◆ What you are asked to do: Copy each entry below exactly as it reads.

◆ Source records:
○ ○ ○ ○ ○ ○ ○

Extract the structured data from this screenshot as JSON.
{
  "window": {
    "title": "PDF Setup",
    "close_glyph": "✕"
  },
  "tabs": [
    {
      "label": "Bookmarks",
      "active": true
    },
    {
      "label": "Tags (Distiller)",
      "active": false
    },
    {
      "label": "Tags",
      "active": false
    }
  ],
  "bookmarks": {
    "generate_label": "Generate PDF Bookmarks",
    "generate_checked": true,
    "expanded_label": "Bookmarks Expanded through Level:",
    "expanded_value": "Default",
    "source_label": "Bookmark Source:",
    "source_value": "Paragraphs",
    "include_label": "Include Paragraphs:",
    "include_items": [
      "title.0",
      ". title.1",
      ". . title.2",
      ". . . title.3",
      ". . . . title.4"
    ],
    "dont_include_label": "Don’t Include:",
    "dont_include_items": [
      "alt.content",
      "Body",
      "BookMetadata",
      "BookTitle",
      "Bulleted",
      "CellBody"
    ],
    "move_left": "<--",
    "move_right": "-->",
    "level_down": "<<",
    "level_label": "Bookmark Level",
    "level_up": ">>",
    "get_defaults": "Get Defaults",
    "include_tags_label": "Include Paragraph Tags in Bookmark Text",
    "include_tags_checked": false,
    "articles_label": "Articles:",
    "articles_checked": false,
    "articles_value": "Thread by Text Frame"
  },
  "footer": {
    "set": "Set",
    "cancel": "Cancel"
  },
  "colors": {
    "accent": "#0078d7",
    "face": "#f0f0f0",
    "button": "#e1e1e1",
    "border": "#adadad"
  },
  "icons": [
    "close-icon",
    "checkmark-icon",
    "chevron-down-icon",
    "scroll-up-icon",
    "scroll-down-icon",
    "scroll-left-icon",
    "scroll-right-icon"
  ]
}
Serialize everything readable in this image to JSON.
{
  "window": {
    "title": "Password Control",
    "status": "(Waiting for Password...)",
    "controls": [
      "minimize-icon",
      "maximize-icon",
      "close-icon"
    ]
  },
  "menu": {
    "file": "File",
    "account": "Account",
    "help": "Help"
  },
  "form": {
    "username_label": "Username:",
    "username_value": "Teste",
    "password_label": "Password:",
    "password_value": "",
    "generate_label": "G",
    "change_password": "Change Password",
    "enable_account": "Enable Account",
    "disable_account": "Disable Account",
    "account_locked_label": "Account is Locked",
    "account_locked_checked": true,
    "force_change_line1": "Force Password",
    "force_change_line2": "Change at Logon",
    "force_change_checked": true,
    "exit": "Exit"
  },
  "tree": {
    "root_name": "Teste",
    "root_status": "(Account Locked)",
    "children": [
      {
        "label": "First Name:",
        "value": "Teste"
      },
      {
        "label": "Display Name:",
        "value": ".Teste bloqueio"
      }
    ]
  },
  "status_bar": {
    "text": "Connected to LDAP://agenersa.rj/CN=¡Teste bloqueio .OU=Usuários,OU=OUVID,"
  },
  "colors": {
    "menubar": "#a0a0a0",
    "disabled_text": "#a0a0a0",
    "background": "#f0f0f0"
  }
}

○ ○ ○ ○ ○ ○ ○

◆ Solution:
Extract the structured data from this screenshot as JSON.
{
  "window": {
    "title": "PDF Setup",
    "close_glyph": "✕"
  },
  "tabs": [
    {
      "label": "Bookmarks",
      "active": true
    },
    {
      "label": "Tags (Distiller)",
      "active": false
    },
    {
      "label": "Tags",
      "active": false
    }
  ],
  "bookmarks": {
    "generate_label": "Generate PDF Bookmarks",
    "generate_checked": true,
    "expanded_label": "Bookmarks Expanded through Level:",
    "expanded_value": "Default",
    "source_label": "Bookmark Source:",
    "source_value": "Paragraphs",
    "include_label": "Include Paragraphs:",
    "include_items": [
      "title.0",
      ". title.1",
      ". . title.2",
      ". . . title.3",
      ". . . . title.4"
    ],
    "dont_include_label": "Don’t Include:",
    "dont_include_items": [
      "alt.content",
      "Body",
      "BookMetadata",
      "BookTitle",
      "Bulleted",
      "CellBody"
    ],
    "move_left": "<--",
    "move_right": "-->",
    "level_down": "<<",
    "level_label": "Bookmark Level",
    "level_up": ">>",
    "get_defaults": "Get Defaults",
    "include_tags_label": "Include Paragraph Tags in Bookmark Text",
    "include_tags_checked": false,
    "articles_label": "Articles:",
    "articles_checked": false,
    "articles_value": "Thread by Text Frame"
  },
  "footer": {
    "set": "Set",
    "cancel": "Cancel"
  },
  "colors": {
    "accent": "#0078d7",
    "face": "#f0f0f0",
    "button": "#e1e1e1",
    "border": "#adadad"
  },
  "icons": [
    "close-icon",
    "checkmark-icon",
    "chevron-down-icon",
    "scroll-up-icon",
    "scroll-down-icon",
    "scroll-left-icon",
    "scroll-right-icon"
  ]
}
Serialize everything readable in this image to JSON.
{
  "window": {
    "title": "Password Control",
    "status": "(Waiting for Password...)",
    "controls": [
      "minimize-icon",
      "maximize-icon",
      "close-icon"
    ]
  },
  "menu": {
    "file": "File",
    "account": "Account",
    "help": "Help"
  },
  "form": {
    "username_label": "Username:",
    "username_value": "Teste",
    "password_label": "Password:",
    "password_value": "",
    "generate_label": "G",
    "change_password": "Change Password",
    "enable_account": "Enable Account",
    "disable_account": "Disable Account",
    "account_locked_label": "Account is Locked",
    "account_locked_checked": true,
    "force_change_line1": "Force Password",
    "force_change_line2": "Change at Logon",
    "force_change_checked": true,
    "exit": "Exit"
  },
  "tree": {
    "root_name": "Teste",
    "root_status": "(Account Locked)",
    "children": [
      {
        "label": "First Name:",
        "value": "Teste"
      },
      {
        "label": "Display Name:",
        "value": ".Teste bloqueio"
      }
    ]
  },
  "status_bar": {
    "text": "Connected to LDAP://agenersa.rj/CN=¡Teste bloqueio .OU=Usuários,OU=OUVID,"
  },
  "colors": {
    "menubar": "#a0a0a0",
    "disabled_text": "#a0a0a0",
    "background": "#f0f0f0"
  }
}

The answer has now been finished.